juries; his ability to earn a living since the recelVlng of the injury in question as compared with his ability before that time; his pain and suffering, both mental and physical. There is no testimony as to any expenses for surgeon's services here, and therefore you will not take them into consideration; but, upon all the testimony before you, if you find for the plaintiff, you will find in such a sum as you shall think reasonable and proper. Then followed directions as to the forms of the verdict and special findings, and request to the jury to canvass one an:other's views thoroughly.
DUNN and others,February, 1882.)
(Circuit Court, E. D. Teza8.
In cases of ejectment plaintiff must recover on the strength of his own title, and t.hat title must be a legal one. An equitable title will not suffice to main· tain ejectment in this court, though it may in the courts of the state under the proceedings authorized by the stat.e statutes. Sheirburn v. De CordofJa, 24 How. 423.
PARTNERSHIP IN LANDS.
The holder by conveyance or bequest of one partner's share in the lands of a partnership cannot maintain eject.ment for it; his remedy is in equity. Clagett v. Kilburne, 1 Black, 246. .
The declaration of a stranger cannot operate as an estoppel upon the de. fendant.

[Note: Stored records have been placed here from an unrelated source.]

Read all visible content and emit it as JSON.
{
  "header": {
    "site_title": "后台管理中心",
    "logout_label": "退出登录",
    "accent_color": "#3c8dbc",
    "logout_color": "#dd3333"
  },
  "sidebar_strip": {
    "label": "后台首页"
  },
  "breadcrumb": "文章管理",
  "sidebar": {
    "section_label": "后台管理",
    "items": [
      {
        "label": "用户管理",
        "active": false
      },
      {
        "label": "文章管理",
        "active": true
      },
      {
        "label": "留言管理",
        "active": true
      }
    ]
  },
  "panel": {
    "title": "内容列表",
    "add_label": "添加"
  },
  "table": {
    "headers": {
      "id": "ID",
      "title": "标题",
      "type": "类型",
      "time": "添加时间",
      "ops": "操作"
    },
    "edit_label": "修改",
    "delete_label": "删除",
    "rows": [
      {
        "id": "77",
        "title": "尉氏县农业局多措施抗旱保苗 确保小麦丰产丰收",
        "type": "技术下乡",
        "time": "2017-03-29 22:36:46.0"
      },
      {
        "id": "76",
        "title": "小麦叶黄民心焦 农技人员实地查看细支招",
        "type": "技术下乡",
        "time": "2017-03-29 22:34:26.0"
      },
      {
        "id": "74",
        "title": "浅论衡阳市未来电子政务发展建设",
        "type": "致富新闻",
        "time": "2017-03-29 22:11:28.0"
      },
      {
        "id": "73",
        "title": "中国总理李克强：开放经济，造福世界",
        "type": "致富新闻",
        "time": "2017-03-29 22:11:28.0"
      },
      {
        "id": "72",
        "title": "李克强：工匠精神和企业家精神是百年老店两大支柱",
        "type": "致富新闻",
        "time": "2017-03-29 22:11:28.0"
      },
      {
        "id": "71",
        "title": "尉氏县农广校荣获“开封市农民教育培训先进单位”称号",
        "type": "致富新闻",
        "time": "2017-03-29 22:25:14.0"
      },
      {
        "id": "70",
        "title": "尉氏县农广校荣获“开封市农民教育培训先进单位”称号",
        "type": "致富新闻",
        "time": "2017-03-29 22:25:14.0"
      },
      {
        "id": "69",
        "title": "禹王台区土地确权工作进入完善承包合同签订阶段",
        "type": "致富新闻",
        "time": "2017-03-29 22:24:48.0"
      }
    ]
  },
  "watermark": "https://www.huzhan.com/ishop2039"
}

Lyle d Thoma.s, for plaintiffs. Mr. lVa.lton, for defendant Dunn.
PARDEE, C. J, Plaintiffs, as devisees by last will and testament of S. C. Colville, bring this suit against Mary H, Dunn and the Houston & Texas Central Railroad Company to recover the undivided half of certain 320 acres near Dennison, in this state. Defendant Mary H. Dunn hal;'! pleaded not guilty, but the railroad company does not appear to have pleaded at all, though counsel assents that a general denial has been entered for the company. But <;If this hereafter. Defendant Dunn has also pleaded adverse possession, and the statute of limitations of three, nve, and ten years, and has also entered claim for improvements. Plaintiff and defendant Dunn have filed a stipulation waiving a jury, and the case has been tried by the
-Reported by Joseph P. Hornor, Esq., of the New Orleans bar.